f(x) = 2x^2 + 3 and find f(x + h) - f(x)
I would first sub in (x + h) yielding f(x+h) = 2(x^2 + 2hx + h^2) + 3
then distribute the 2 giving me f(x+h) = 2x^2 + 4hx + 2h^2 + 3
what would I do next then? I don't see how I could simplify it further and now I'm supposed to subtract that from itself?
f(x+h) - f(x)

2x^2 + 4hx + 2h^2 + 3 - (2x^2 + 3)

combine like terms.

9. Originally Posted by teddyryan
I understand it a little better thanks, so in this example.

f(x) = 2x^2 + 3 and find f(x + h) - f(x)
I would first sub in (x + h) yielding f(x) = 2(x^2 + 2hx + h^2) + 3
then distribute the 2 giving me f(x) = 2x^2 + 4hx + 2h^2 + 3
what would I do next then? I don't see how I could simplify it further and now I'm supposed to subtract that from itself?
You are trying to calculate something (which hasn't actually been given a name as such) which is defined as:

$f(x+h) - f(x)$

where $f(x)$ is defined as $2x^2 + 3$.

What you've done is:

$f(x) = 2(x^2 + 2hx + h^2) + 3$

which is saying $f(x) = f(x+h)$ which is wrong.

Let's call it $z$ or something:

$z = f(x+h) - f(x)$

What you're trying to do is work out what $z$ is by unpacking the two instances of $f$: one of those instances is $f(x+h)$, and the other (which you have to subtract from the first) is just $f(x)$.

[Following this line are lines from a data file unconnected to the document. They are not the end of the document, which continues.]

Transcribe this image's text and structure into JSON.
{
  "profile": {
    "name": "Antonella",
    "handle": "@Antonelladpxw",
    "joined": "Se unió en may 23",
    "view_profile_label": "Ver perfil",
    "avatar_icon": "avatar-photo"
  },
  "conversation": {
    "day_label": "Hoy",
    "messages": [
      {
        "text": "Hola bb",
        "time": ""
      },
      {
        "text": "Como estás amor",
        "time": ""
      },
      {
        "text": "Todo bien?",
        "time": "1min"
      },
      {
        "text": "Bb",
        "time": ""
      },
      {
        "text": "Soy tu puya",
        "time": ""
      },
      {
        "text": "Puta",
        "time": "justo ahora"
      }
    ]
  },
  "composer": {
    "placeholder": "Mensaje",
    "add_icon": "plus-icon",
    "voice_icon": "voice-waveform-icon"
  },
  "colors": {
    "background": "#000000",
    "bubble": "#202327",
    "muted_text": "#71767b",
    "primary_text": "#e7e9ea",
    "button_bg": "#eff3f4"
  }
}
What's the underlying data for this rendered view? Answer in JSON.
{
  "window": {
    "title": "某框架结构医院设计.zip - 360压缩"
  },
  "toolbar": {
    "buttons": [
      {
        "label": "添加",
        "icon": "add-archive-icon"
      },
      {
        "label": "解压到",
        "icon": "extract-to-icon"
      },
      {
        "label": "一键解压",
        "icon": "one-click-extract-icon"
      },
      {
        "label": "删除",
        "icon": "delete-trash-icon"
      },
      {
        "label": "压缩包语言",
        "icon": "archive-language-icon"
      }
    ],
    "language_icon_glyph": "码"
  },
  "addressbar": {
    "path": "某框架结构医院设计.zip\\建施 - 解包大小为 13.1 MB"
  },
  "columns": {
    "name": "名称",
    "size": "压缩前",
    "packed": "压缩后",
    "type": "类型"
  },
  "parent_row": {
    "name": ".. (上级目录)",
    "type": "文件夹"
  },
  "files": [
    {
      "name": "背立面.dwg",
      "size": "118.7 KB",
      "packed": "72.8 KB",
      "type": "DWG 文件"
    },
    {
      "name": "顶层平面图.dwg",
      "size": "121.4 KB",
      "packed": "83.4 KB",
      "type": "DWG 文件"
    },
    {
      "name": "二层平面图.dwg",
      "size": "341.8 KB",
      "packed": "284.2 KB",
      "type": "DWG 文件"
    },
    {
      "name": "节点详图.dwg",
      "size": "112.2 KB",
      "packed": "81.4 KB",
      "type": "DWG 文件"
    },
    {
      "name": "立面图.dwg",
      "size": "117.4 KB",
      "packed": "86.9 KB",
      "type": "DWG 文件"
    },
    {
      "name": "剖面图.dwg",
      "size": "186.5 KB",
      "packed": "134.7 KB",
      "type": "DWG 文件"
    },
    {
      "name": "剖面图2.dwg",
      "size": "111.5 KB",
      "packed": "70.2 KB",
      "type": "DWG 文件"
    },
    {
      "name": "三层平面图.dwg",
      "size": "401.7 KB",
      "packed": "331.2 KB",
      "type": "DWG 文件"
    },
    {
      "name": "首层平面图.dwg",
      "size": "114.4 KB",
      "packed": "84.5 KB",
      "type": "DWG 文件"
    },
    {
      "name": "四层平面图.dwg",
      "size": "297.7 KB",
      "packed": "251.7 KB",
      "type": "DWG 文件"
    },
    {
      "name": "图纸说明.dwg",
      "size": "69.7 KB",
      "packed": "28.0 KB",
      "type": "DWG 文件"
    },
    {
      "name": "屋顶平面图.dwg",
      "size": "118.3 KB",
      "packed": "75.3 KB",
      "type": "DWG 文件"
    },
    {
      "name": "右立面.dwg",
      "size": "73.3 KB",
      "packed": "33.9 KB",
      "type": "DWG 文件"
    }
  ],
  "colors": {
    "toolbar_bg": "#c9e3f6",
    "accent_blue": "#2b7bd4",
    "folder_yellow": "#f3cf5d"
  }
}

So you work out what $f(x+h)$ is, you've done that - it's $2(x+h) + 3$ which works out as $2x^2 + 4hx + 2h^2 + 3$.

Then you work out what $f(x)$ is. You don't need to "work that out" because it's already in exactly the form you want it to be in:

$f(x) = 2x^2 + 3$

So you substitute the expressions you've just worked out for $f(x+h)$ and $f(x)$ into your expression for $z$:

$z = f(x+h) - f(x) = (2x^2 + 4hx + 2h^2 + 3) - (2x^2 + 3)$

Is this any clearer?